This article provides a review of the available data on reproductive issues that arise in patients with multiple sclerosis (MS).
Recent findings have replicated earlier findings that pregnancy and possibly breast-feeding bring about a favorable immunomodulatory effect in patients with MS. Use of disease-modifying therapies prior to pregnancy may further decrease a patient’s risk for postpartum disease activity.
The annualized relapse rate in MS decreases during pregnancy, with a nadir in the third trimester, and rebounds significantly in the 3-month postpartum period. Exclusive breast-feeding may exert a beneficial effect in decreasing the postpartum risk for relapse. Certain assisted reproductive technology methods are thought to increase the risk for relapse. Disease-modifying therapies are generally discontinued during pregnancy and lactation with a few exceptions. The pregnancy course is usually routine without significant obstetric complications, and babies, although slightly smaller, are typically healthy.
Address correspondence to Dr Michelle Fabian, Mount Sinai Hospital, 5 E 98th St, Box 1138, New York, NY 10029, firstname.lastname@example.org.
Relationship Disclosure: Dr Fabian reports no disclosure.

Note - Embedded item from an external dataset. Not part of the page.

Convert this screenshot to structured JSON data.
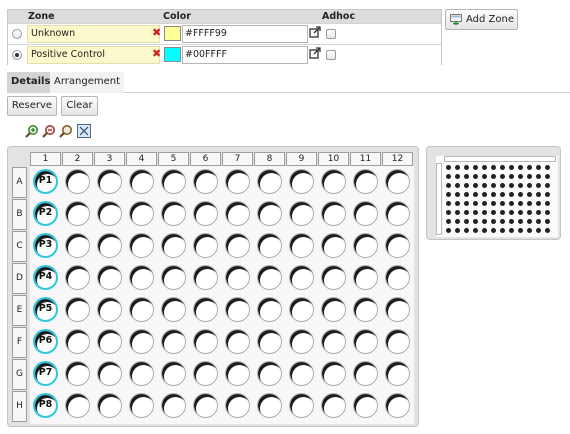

Unlabeled Use of Products/Investigational Use Disclosure: Dr Fabian discusses the unlabeled/investigational use of glatiramer acetate in pregnancy.